It isn’t just the fact that my team is a woeful 2-21 against the Patriots over the last decade-plus. Okay, so it is mostly about that. But I also dislike the team’s uniforms, its too-pretty and too-talented quarterback, and the fact that it’s so damn good.

Over the last 30 years, there have been only two Super Bowls in which I failed to conjure a rooting interest: this one and the first Pats-Giants matchup, in ’08.  In recent days, I’ve tried very hard to determine which team is the lesser evil because I have a hard time watching a game if I have zero interest in the outcome.  

But the task has been a bit like trying to decide if I want to listen to R.E.O. Speedwagon or Richard Marx; vote for Michelle Bachmann or Sarah Palin; get a root canal or have a colonoscopy. I just can’t do it. I simply cannot bring myself to root for either of these teams, even passively. Even if I had a million shares of Facebook stock riding on one of them, I’d still have mixed feelings about rooting for either.

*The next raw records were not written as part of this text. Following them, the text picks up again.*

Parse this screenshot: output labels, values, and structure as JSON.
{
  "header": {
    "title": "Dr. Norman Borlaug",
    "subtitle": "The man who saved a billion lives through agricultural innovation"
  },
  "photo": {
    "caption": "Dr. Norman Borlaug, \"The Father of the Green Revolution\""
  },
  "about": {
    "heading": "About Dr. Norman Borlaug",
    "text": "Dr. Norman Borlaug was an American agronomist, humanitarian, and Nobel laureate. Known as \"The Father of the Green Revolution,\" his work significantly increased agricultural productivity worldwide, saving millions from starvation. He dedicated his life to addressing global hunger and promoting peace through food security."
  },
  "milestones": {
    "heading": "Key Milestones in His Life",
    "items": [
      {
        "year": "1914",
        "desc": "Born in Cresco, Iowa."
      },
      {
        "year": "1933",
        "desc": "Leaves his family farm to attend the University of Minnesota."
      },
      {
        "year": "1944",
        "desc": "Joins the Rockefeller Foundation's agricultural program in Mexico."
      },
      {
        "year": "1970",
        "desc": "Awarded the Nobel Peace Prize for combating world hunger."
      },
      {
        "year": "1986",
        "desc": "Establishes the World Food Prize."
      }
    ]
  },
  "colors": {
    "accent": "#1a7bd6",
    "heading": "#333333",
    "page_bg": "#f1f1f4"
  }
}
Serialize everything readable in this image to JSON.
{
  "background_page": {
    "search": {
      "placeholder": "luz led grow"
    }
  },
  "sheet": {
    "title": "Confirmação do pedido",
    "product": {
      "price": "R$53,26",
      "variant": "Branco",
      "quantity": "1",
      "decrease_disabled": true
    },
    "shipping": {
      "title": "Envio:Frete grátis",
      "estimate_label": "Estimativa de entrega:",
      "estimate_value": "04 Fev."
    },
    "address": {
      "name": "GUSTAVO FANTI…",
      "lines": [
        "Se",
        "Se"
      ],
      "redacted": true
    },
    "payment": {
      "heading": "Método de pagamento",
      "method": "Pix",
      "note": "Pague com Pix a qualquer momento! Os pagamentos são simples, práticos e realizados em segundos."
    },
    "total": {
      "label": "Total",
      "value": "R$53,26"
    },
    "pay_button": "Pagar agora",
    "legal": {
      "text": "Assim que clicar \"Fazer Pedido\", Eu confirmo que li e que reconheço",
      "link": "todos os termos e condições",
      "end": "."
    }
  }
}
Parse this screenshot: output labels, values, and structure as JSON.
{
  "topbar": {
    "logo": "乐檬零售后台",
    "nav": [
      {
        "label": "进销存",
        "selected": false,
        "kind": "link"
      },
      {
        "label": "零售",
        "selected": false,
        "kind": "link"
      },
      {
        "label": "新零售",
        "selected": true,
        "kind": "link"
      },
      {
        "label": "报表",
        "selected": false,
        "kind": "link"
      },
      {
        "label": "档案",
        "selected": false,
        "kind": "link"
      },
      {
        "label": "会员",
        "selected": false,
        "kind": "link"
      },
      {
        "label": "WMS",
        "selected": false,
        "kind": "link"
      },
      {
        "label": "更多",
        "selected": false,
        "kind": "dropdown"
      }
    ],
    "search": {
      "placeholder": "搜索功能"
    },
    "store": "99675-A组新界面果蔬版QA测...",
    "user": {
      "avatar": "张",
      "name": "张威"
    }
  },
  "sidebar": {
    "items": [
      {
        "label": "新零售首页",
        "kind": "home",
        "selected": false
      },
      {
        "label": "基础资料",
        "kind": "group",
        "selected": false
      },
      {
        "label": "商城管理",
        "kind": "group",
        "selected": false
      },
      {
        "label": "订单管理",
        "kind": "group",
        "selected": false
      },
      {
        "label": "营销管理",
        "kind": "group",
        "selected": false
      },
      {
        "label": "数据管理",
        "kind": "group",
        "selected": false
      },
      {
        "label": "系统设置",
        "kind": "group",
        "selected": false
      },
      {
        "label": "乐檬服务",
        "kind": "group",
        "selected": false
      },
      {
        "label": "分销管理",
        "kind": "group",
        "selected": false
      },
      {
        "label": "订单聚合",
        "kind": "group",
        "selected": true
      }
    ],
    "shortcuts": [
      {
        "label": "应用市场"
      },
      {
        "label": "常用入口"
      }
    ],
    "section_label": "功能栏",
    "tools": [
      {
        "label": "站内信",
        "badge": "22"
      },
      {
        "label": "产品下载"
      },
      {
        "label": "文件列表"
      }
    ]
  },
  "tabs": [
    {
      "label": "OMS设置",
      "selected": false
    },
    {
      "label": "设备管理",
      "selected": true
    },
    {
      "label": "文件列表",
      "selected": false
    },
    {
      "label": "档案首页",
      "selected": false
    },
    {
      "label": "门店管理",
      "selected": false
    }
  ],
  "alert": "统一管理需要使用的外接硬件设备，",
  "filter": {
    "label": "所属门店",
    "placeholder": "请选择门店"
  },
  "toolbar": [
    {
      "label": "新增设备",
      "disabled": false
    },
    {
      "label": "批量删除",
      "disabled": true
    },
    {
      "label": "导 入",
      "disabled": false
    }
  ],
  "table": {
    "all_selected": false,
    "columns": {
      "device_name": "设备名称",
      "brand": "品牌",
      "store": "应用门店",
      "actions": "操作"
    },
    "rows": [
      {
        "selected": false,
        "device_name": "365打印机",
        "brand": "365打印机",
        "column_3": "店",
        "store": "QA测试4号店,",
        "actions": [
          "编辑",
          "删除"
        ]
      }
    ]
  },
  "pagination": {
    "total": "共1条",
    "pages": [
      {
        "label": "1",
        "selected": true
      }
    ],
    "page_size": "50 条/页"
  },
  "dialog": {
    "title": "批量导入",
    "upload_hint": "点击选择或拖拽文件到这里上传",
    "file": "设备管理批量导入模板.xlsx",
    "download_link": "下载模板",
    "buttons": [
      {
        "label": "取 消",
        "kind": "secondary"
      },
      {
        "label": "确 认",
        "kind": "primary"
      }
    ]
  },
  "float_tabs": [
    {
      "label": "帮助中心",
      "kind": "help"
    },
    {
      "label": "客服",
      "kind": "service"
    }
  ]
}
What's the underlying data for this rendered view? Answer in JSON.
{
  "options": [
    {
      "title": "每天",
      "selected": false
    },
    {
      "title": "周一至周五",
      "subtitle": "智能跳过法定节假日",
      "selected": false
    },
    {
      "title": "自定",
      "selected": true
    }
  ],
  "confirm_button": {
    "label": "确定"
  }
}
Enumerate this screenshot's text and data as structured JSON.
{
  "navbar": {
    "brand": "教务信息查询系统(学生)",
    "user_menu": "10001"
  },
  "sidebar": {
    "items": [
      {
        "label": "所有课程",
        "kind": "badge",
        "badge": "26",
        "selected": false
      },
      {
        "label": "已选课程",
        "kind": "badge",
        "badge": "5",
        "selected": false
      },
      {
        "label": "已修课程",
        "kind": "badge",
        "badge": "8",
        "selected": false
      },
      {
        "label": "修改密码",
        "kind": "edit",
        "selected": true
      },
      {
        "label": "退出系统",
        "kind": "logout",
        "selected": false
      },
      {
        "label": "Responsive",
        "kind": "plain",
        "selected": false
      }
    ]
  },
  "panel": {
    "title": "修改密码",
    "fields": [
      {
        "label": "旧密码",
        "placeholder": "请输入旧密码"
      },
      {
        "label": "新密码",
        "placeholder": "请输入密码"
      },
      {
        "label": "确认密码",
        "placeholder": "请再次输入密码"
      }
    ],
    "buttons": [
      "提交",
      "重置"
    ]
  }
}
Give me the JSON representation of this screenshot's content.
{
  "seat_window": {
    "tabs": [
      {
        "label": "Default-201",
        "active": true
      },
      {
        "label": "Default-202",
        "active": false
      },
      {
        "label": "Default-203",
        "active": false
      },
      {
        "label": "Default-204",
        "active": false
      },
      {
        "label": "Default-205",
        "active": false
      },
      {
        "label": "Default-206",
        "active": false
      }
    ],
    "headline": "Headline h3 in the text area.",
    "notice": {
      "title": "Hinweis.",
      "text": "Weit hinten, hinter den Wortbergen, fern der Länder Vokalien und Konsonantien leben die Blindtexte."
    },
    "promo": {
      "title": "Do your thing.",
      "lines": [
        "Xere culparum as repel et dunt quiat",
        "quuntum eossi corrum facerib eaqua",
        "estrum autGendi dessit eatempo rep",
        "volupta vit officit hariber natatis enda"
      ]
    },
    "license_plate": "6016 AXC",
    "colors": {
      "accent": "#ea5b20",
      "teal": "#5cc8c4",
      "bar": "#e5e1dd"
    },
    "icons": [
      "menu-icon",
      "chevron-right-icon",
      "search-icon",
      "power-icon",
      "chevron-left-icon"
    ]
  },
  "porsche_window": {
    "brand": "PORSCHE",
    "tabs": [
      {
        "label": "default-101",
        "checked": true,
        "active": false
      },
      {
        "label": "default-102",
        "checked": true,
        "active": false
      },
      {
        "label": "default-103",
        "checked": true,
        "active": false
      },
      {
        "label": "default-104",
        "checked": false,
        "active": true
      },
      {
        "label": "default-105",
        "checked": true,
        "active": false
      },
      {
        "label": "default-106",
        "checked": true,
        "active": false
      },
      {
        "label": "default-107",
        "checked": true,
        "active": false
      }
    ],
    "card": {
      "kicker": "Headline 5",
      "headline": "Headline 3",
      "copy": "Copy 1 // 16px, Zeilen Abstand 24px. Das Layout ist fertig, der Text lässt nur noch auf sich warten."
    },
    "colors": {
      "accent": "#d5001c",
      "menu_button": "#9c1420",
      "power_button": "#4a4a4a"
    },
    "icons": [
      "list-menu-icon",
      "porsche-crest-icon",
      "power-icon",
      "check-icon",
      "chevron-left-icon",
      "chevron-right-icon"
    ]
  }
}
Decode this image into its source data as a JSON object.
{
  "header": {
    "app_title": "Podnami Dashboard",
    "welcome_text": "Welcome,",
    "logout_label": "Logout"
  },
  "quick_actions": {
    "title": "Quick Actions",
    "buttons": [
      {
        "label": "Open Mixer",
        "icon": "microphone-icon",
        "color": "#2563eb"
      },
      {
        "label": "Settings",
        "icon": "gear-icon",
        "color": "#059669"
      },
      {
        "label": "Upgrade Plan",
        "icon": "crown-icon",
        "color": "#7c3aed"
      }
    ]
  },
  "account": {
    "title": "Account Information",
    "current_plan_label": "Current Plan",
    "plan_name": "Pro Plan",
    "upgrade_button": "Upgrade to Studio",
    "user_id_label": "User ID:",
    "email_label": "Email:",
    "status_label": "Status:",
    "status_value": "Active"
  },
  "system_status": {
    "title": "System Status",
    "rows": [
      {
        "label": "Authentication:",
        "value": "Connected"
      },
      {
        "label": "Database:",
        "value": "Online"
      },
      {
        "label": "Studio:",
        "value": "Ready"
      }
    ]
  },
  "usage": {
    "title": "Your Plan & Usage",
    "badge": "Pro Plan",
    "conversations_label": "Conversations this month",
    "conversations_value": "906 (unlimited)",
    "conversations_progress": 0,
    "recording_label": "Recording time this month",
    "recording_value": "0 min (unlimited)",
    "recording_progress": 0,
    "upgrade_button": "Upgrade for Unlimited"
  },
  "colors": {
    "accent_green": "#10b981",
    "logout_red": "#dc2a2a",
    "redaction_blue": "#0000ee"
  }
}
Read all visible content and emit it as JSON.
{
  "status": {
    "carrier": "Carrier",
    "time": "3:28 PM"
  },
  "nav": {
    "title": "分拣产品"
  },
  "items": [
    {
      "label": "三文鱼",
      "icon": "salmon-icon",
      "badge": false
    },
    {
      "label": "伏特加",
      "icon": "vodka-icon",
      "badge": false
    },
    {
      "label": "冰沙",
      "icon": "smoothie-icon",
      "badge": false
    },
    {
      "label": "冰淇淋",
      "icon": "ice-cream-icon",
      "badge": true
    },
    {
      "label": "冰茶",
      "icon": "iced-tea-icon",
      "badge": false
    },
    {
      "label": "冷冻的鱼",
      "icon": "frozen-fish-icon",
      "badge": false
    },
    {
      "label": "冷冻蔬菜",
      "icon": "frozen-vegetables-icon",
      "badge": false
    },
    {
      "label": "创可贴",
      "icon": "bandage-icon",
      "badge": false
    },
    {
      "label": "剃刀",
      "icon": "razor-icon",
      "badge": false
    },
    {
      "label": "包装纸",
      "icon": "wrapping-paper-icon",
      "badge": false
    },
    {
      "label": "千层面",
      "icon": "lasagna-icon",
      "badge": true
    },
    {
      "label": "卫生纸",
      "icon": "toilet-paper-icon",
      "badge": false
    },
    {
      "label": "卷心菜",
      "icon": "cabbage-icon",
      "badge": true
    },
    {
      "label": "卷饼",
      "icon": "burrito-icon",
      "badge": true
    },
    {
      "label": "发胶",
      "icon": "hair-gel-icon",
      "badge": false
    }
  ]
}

Perhaps all I can hope for is some sort of cataclysm that would prevent this game from actually taking place. No, I don’t want anyone to get hurt—no earthquakes or anything like that. Maybe something like a good, old-fashioned power outage right before kickoff would do the trick. But with all the money at stake, inevitably it would be rescheduled.

Yes, the show must go on, so for me, and other haters, the only ray of light in this bleak football season is the fact that fans of either the Giants or the Patriots are going to be very, very disappointed come Sunday evening. I doubt that they will feel as bad as I did in 1991, but I can always hope. 


Photo courtesy Bromer Sports